◆ WHAT TO PRODUCE:
Each record below is to be restated word for word.

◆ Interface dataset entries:
▼

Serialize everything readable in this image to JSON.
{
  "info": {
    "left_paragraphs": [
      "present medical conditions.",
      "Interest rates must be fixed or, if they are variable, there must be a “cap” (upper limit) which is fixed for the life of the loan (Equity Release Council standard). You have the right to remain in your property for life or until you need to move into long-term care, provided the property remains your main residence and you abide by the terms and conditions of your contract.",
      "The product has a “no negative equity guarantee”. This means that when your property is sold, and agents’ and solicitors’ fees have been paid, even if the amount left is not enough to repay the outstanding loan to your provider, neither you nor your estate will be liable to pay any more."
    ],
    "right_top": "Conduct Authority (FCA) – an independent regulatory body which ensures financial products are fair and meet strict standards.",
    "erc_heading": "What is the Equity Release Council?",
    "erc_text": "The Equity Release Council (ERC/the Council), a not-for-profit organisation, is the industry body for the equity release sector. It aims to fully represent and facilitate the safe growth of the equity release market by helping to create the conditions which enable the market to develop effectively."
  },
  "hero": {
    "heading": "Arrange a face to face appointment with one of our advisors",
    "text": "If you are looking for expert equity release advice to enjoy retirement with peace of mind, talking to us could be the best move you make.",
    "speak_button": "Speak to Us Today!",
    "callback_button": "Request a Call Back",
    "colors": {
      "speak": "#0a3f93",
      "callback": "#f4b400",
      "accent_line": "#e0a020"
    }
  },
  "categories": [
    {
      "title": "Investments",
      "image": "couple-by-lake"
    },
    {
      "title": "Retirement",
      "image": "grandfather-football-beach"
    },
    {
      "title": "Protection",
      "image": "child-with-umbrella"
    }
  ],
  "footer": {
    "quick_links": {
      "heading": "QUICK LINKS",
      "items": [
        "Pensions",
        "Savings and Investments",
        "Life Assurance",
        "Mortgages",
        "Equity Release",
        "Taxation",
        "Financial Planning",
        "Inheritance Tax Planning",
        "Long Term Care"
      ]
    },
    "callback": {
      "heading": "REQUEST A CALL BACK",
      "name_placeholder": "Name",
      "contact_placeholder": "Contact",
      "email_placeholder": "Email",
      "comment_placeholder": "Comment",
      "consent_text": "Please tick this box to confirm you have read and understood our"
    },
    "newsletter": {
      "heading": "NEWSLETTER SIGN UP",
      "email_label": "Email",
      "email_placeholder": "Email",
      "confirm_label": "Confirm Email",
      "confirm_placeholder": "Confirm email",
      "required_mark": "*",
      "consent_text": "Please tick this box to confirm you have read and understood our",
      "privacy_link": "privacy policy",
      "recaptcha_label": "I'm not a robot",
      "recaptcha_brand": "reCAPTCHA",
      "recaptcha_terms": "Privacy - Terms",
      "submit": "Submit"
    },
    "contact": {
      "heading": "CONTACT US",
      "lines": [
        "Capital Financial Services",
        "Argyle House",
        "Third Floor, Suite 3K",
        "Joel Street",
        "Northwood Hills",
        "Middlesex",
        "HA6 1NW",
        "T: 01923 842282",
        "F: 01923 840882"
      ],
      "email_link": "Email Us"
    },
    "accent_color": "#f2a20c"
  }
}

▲

◆ RESULT OF THE TASK:
Serialize everything readable in this image to JSON.
{
  "info": {
    "left_paragraphs": [
      "present medical conditions.",
      "Interest rates must be fixed or, if they are variable, there must be a “cap” (upper limit) which is fixed for the life of the loan (Equity Release Council standard). You have the right to remain in your property for life or until you need to move into long-term care, provided the property remains your main residence and you abide by the terms and conditions of your contract.",
      "The product has a “no negative equity guarantee”. This means that when your property is sold, and agents’ and solicitors’ fees have been paid, even if the amount left is not enough to repay the outstanding loan to your provider, neither you nor your estate will be liable to pay any more."
    ],
    "right_top": "Conduct Authority (FCA) – an independent regulatory body which ensures financial products are fair and meet strict standards.",
    "erc_heading": "What is the Equity Release Council?",
    "erc_text": "The Equity Release Council (ERC/the Council), a not-for-profit organisation, is the industry body for the equity release sector. It aims to fully represent and facilitate the safe growth of the equity release market by helping to create the conditions which enable the market to develop effectively."
  },
  "hero": {
    "heading": "Arrange a face to face appointment with one of our advisors",
    "text": "If you are looking for expert equity release advice to enjoy retirement with peace of mind, talking to us could be the best move you make.",
    "speak_button": "Speak to Us Today!",
    "callback_button": "Request a Call Back",
    "colors": {
      "speak": "#0a3f93",
      "callback": "#f4b400",
      "accent_line": "#e0a020"
    }
  },
  "categories": [
    {
      "title": "Investments",
      "image": "couple-by-lake"
    },
    {
      "title": "Retirement",
      "image": "grandfather-football-beach"
    },
    {
      "title": "Protection",
      "image": "child-with-umbrella"
    }
  ],
  "footer": {
    "quick_links": {
      "heading": "QUICK LINKS",
      "items": [
        "Pensions",
        "Savings and Investments",
        "Life Assurance",
        "Mortgages",
        "Equity Release",
        "Taxation",
        "Financial Planning",
        "Inheritance Tax Planning",
        "Long Term Care"
      ]
    },
    "callback": {
      "heading": "REQUEST A CALL BACK",
      "name_placeholder": "Name",
      "contact_placeholder": "Contact",
      "email_placeholder": "Email",
      "comment_placeholder": "Comment",
      "consent_text": "Please tick this box to confirm you have read and understood our"
    },
    "newsletter": {
      "heading": "NEWSLETTER SIGN UP",
      "email_label": "Email",
      "email_placeholder": "Email",
      "confirm_label": "Confirm Email",
      "confirm_placeholder": "Confirm email",
      "required_mark": "*",
      "consent_text": "Please tick this box to confirm you have read and understood our",
      "privacy_link": "privacy policy",
      "recaptcha_label": "I'm not a robot",
      "recaptcha_brand": "reCAPTCHA",
      "recaptcha_terms": "Privacy - Terms",
      "submit": "Submit"
    },
    "contact": {
      "heading": "CONTACT US",
      "lines": [
        "Capital Financial Services",
        "Argyle House",
        "Third Floor, Suite 3K",
        "Joel Street",
        "Northwood Hills",
        "Middlesex",
        "HA6 1NW",
        "T: 01923 842282",
        "F: 01923 840882"
      ],
      "email_link": "Email Us"
    },
    "accent_color": "#f2a20c"
  }
}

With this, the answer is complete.